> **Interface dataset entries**
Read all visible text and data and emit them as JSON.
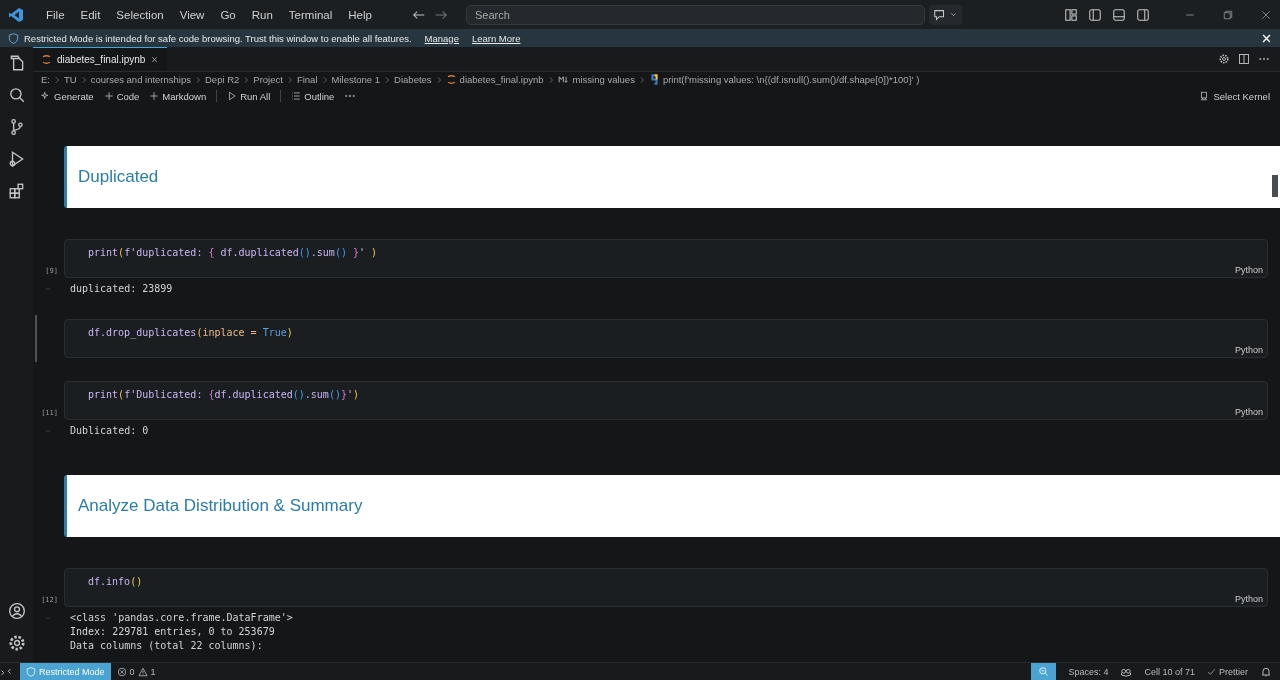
{
  "title_bar": {
    "menu": [
      "File",
      "Edit",
      "Selection",
      "View",
      "Go",
      "Run",
      "Terminal",
      "Help"
    ],
    "search": {
      "placeholder": "Search"
    }
  },
  "banner": {
    "text": "Restricted Mode is intended for safe code browsing. Trust this window to enable all features.",
    "links": [
      "Manage",
      "Learn More"
    ]
  },
  "tabs": [
    {
      "label": "diabetes_final.ipynb",
      "selected": true
    }
  ],
  "breadcrumbs": [
    {
      "kind": "folder",
      "label": "E:"
    },
    {
      "kind": "folder",
      "label": "TU"
    },
    {
      "kind": "folder",
      "label": "courses and internships"
    },
    {
      "kind": "folder",
      "label": "Depi R2"
    },
    {
      "kind": "folder",
      "label": "Project"
    },
    {
      "kind": "folder",
      "label": "Final"
    },
    {
      "kind": "folder",
      "label": "Milestone 1"
    },
    {
      "kind": "folder",
      "label": "Diabetes"
    },
    {
      "kind": "notebook",
      "label": "diabetes_final.ipynb"
    },
    {
      "kind": "markdown",
      "label": "missing values"
    },
    {
      "kind": "python",
      "label": "print(f'missing values: \\n{(df.isnull().sum()/df.shape[0])*100}' )"
    }
  ],
  "toolbar": {
    "actions": [
      {
        "kind": "generate",
        "label": "Generate"
      },
      {
        "kind": "add",
        "label": "Code"
      },
      {
        "kind": "add",
        "label": "Markdown"
      },
      {
        "kind": "run",
        "label": "Run All"
      },
      {
        "kind": "outline",
        "label": "Outline"
      }
    ],
    "kernel": "Select Kernel"
  },
  "cells": [
    {
      "kind": "markdown",
      "heading": "Duplicated"
    },
    {
      "kind": "code",
      "exec_count": "[9]",
      "language": "Python",
      "selected": false,
      "tokens": [
        {
          "kind": "name",
          "text": "print"
        },
        {
          "kind": "paren",
          "text": "("
        },
        {
          "kind": "name",
          "text": "f'duplicated: "
        },
        {
          "kind": "brace",
          "text": "{"
        },
        {
          "kind": "name",
          "text": " df.duplicated"
        },
        {
          "kind": "call",
          "text": "()"
        },
        {
          "kind": "name",
          "text": ".sum"
        },
        {
          "kind": "call",
          "text": "()"
        },
        {
          "kind": "brace",
          "text": " }"
        },
        {
          "kind": "name",
          "text": "' "
        },
        {
          "kind": "paren",
          "text": ")"
        }
      ]
    },
    {
      "kind": "output",
      "lines": [
        "duplicated: 23899"
      ]
    },
    {
      "kind": "code",
      "language": "Python",
      "selected": true,
      "tokens": [
        {
          "kind": "name",
          "text": "df.drop_duplicates"
        },
        {
          "kind": "paren",
          "text": "("
        },
        {
          "kind": "param",
          "text": "inplace = "
        },
        {
          "kind": "keyword",
          "text": "True"
        },
        {
          "kind": "paren",
          "text": ")"
        }
      ]
    },
    {
      "kind": "code",
      "exec_count": "[11]",
      "language": "Python",
      "selected": false,
      "tokens": [
        {
          "kind": "name",
          "text": "print"
        },
        {
          "kind": "paren",
          "text": "("
        },
        {
          "kind": "name",
          "text": "f'Dublicated: "
        },
        {
          "kind": "brace",
          "text": "{"
        },
        {
          "kind": "name",
          "text": "df.duplicated"
        },
        {
          "kind": "call",
          "text": "()"
        },
        {
          "kind": "name",
          "text": ".sum"
        },
        {
          "kind": "call",
          "text": "()"
        },
        {
          "kind": "brace",
          "text": "}"
        },
        {
          "kind": "name",
          "text": "'"
        },
        {
          "kind": "paren",
          "text": ")"
        }
      ]
    },
    {
      "kind": "output",
      "lines": [
        "Dublicated: 0"
      ]
    },
    {
      "kind": "markdown",
      "heading": "Analyze Data Distribution & Summary"
    },
    {
      "kind": "code",
      "exec_count": "[12]",
      "language": "Python",
      "selected": false,
      "tokens": [
        {
          "kind": "name",
          "text": "df.info"
        },
        {
          "kind": "paren",
          "text": "()"
        }
      ]
    },
    {
      "kind": "output",
      "lines": [
        "<class 'pandas.core.frame.DataFrame'>",
        "Index: 229781 entries, 0 to 253679",
        "Data columns (total 22 columns):"
      ]
    }
  ],
  "status_bar": {
    "mode": "Restricted Mode",
    "errors": "0",
    "warnings": "1",
    "spaces": "Spaces: 4",
    "cell": "Cell 10 of 71",
    "formatter": "Prettier"
  }
}
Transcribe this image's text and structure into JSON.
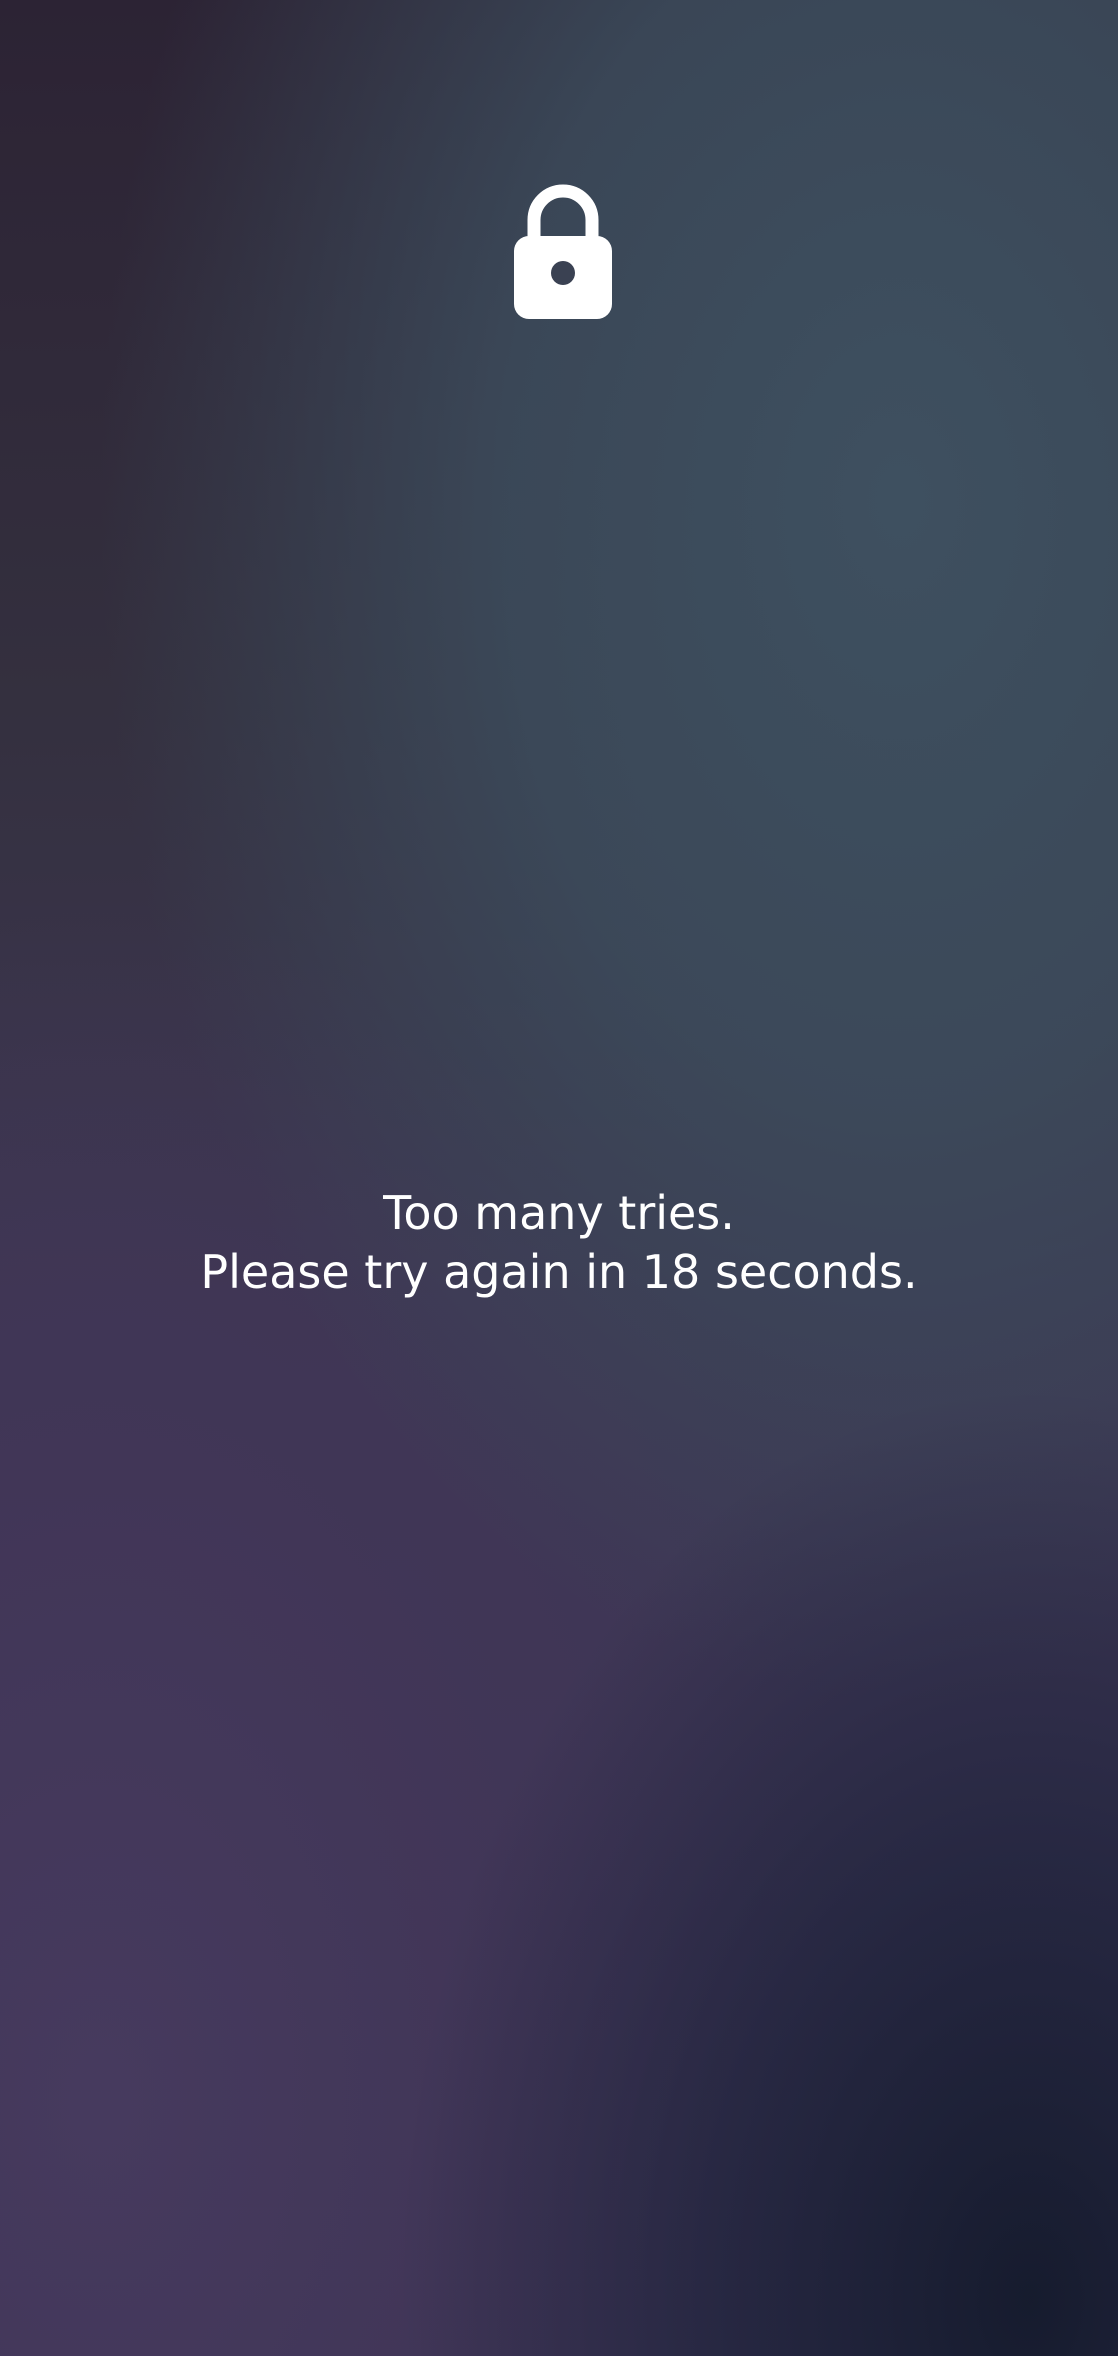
{
  "lockscreen": {
    "icon": "lock-icon",
    "message_line_1": "Too many tries.",
    "message_line_2": "Please try again in 18 seconds."
  },
  "colors": {
    "text": "#ffffff",
    "icon": "#ffffff"
  }
}
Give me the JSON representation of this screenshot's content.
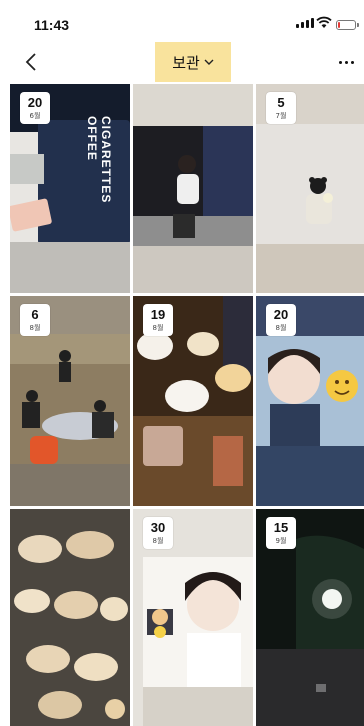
{
  "status_bar": {
    "time": "11:43"
  },
  "header": {
    "title": "보관"
  },
  "tiles": [
    {
      "day": "20",
      "month": "6월"
    },
    {
      "day": "",
      "month": ""
    },
    {
      "day": "5",
      "month": "7월"
    },
    {
      "day": "6",
      "month": "8월"
    },
    {
      "day": "19",
      "month": "8월"
    },
    {
      "day": "20",
      "month": "8월"
    },
    {
      "day": "",
      "month": ""
    },
    {
      "day": "30",
      "month": "8월"
    },
    {
      "day": "15",
      "month": "9월"
    }
  ],
  "photo_text": {
    "cup_line1": "OFFEE",
    "cup_line2": "CIGARETTES"
  },
  "colors": {
    "tab_highlight": "#f9e39d",
    "battery_low": "#e53935"
  }
}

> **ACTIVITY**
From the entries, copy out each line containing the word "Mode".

> **WRITTEN ANSWER**
    "text": "Restricted Mode is intended for safe code browsing. Trust this window to enable all features.",
    "mode": "Restricted Mode",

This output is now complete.